[Component data from apps and pages]

+++++

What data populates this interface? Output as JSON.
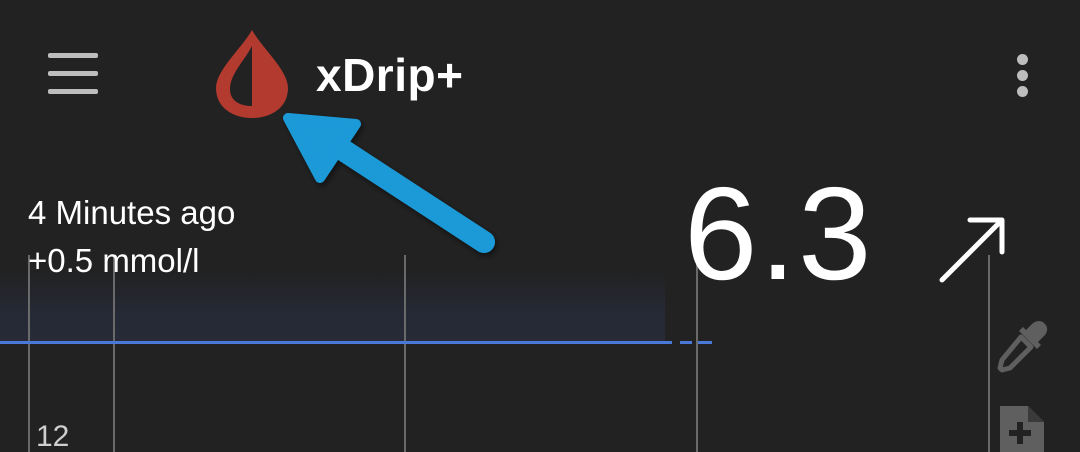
{
  "toolbar": {
    "app_title": "xDrip+"
  },
  "reading": {
    "time_ago": "4 Minutes ago",
    "delta": "+0.5 mmol/l",
    "value": "6.3",
    "trend": "rising"
  },
  "graph": {
    "axis_label": "12"
  },
  "icons": {
    "menu": "hamburger-menu-icon",
    "logo": "blood-drop-logo",
    "overflow": "more-vertical-icon",
    "trend": "arrow-up-right-icon",
    "pipette": "pipette-icon",
    "note": "add-note-icon"
  },
  "colors": {
    "background": "#222222",
    "logo_red": "#b23a2e",
    "target_line": "#4a78d8",
    "annotation_arrow": "#1a9ad8",
    "text": "#ffffff"
  }
}
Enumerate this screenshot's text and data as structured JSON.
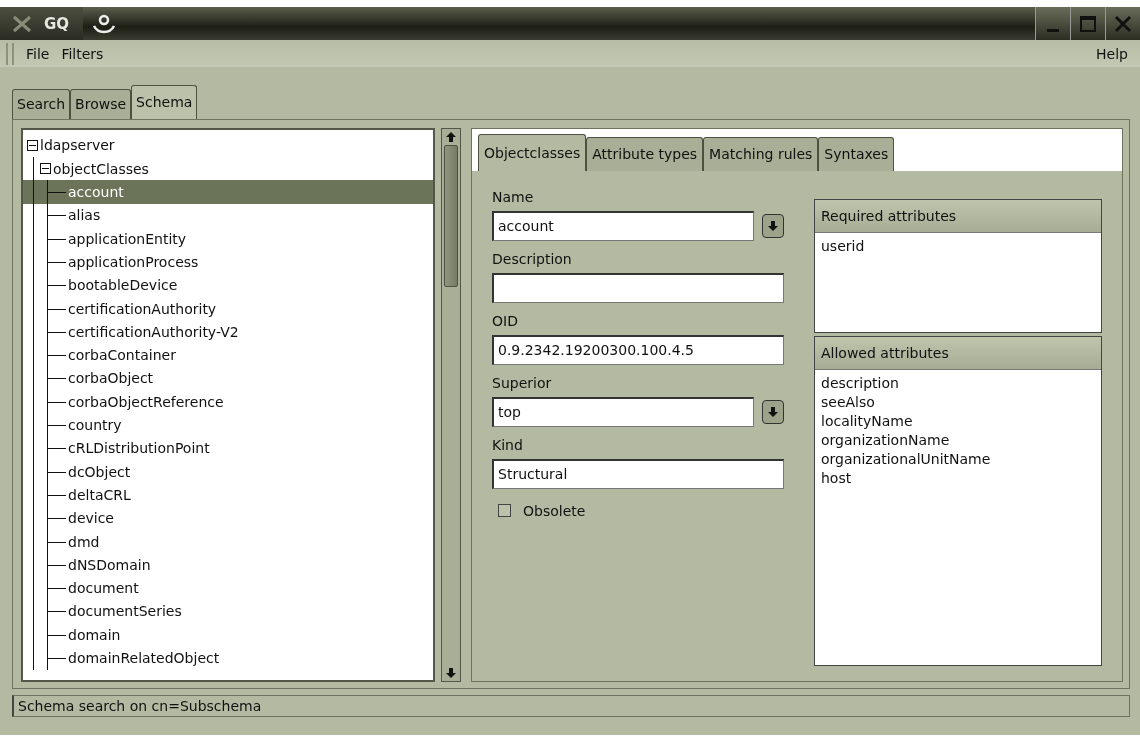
{
  "window": {
    "title": "GQ"
  },
  "menu_left": [
    {
      "label": "File"
    },
    {
      "label": "Filters"
    }
  ],
  "menu_right": [
    {
      "label": "Help"
    }
  ],
  "tabs": [
    {
      "label": "Search",
      "selected": false
    },
    {
      "label": "Browse",
      "selected": false
    },
    {
      "label": "Schema",
      "selected": true
    }
  ],
  "tree": {
    "label": "ldapserver",
    "expanded": true,
    "children": [
      {
        "label": "objectClasses",
        "expanded": true,
        "children": [
          {
            "label": "account",
            "selected": true
          },
          {
            "label": "alias",
            "selected": false
          },
          {
            "label": "applicationEntity",
            "selected": false
          },
          {
            "label": "applicationProcess",
            "selected": false
          },
          {
            "label": "bootableDevice",
            "selected": false
          },
          {
            "label": "certificationAuthority",
            "selected": false
          },
          {
            "label": "certificationAuthority-V2",
            "selected": false
          },
          {
            "label": "corbaContainer",
            "selected": false
          },
          {
            "label": "corbaObject",
            "selected": false
          },
          {
            "label": "corbaObjectReference",
            "selected": false
          },
          {
            "label": "country",
            "selected": false
          },
          {
            "label": "cRLDistributionPoint",
            "selected": false
          },
          {
            "label": "dcObject",
            "selected": false
          },
          {
            "label": "deltaCRL",
            "selected": false
          },
          {
            "label": "device",
            "selected": false
          },
          {
            "label": "dmd",
            "selected": false
          },
          {
            "label": "dNSDomain",
            "selected": false
          },
          {
            "label": "document",
            "selected": false
          },
          {
            "label": "documentSeries",
            "selected": false
          },
          {
            "label": "domain",
            "selected": false
          },
          {
            "label": "domainRelatedObject",
            "selected": false
          }
        ]
      }
    ]
  },
  "schema_tabs": [
    {
      "label": "Objectclasses",
      "selected": true
    },
    {
      "label": "Attribute types",
      "selected": false
    },
    {
      "label": "Matching rules",
      "selected": false
    },
    {
      "label": "Syntaxes",
      "selected": false
    }
  ],
  "fields": [
    {
      "kind": "combo",
      "label": "Name",
      "value": "account"
    },
    {
      "kind": "text",
      "label": "Description"
    },
    {
      "kind": "text",
      "label": "OID",
      "value": "0.9.2342.19200300.100.4.5"
    },
    {
      "kind": "combo",
      "label": "Superior",
      "value": "top"
    },
    {
      "kind": "text",
      "label": "Kind",
      "value": "Structural"
    }
  ],
  "obsolete": {
    "label": "Obsolete",
    "checked": false
  },
  "required_attributes": {
    "title": "Required attributes",
    "items": [
      "userid"
    ]
  },
  "allowed_attributes": {
    "title": "Allowed attributes",
    "items": [
      "description",
      "seeAlso",
      "localityName",
      "organizationName",
      "organizationalUnitName",
      "host"
    ]
  },
  "status_bar": "Schema search on cn=Subschema"
}
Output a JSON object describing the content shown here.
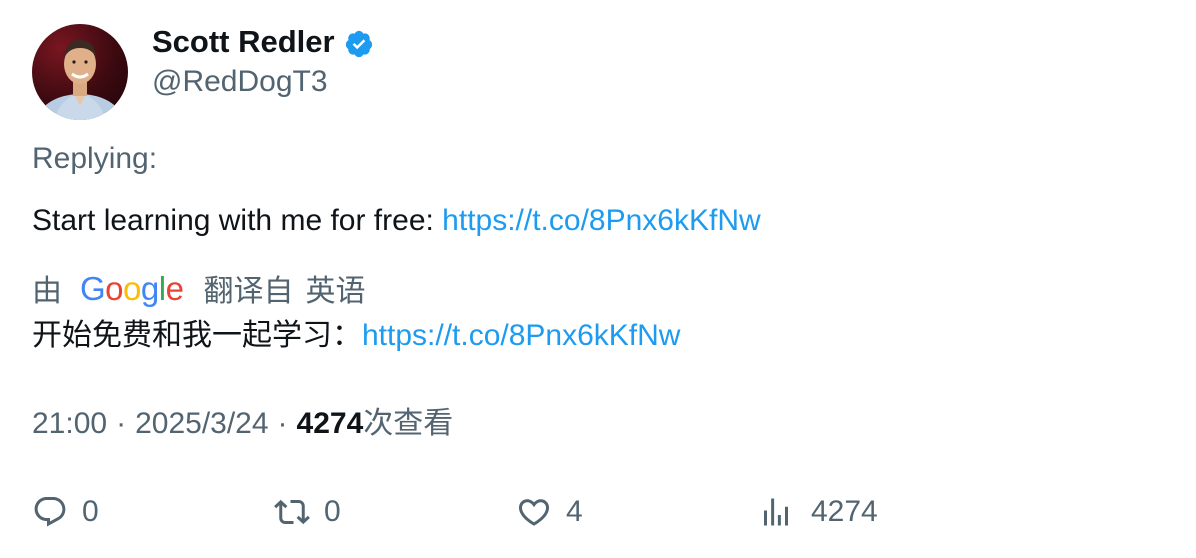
{
  "author": {
    "name": "Scott Redler",
    "handle": "@RedDogT3"
  },
  "replying_label": "Replying:",
  "tweet": {
    "text_prefix": "Start learning with me for free: ",
    "link": "https://t.co/8Pnx6kKfNw"
  },
  "translation": {
    "by_label": "由",
    "provider": "Google",
    "from_label": "翻译自",
    "language": "英语",
    "text_prefix": "开始免费和我一起学习：",
    "link": "https://t.co/8Pnx6kKfNw"
  },
  "meta": {
    "time": "21:00",
    "separator": "·",
    "date": "2025/3/24",
    "views_count": "4274",
    "views_label": "次查看"
  },
  "actions": {
    "replies": "0",
    "retweets": "0",
    "likes": "4",
    "views": "4274"
  },
  "colors": {
    "text": "#0f1419",
    "secondary": "#536471",
    "link": "#1d9bf0",
    "verified": "#1d9bf0"
  }
}
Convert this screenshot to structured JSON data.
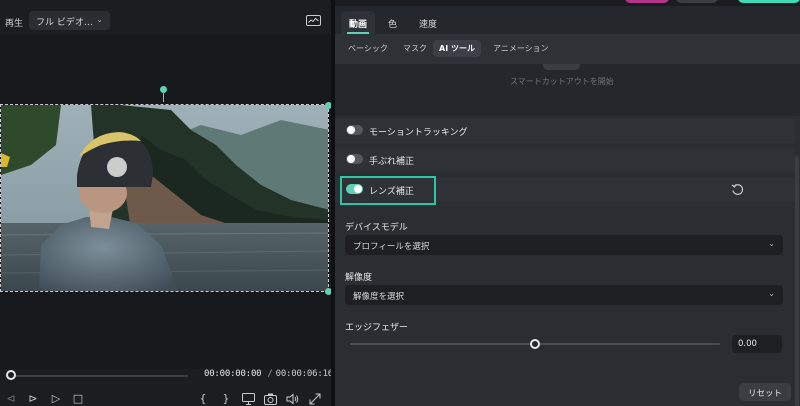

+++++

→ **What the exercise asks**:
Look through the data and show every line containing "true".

→ **Output for this exercise**:
      "selected": true
    "expanded": true,
        "expanded": true,
            "selected": true
      "selected": true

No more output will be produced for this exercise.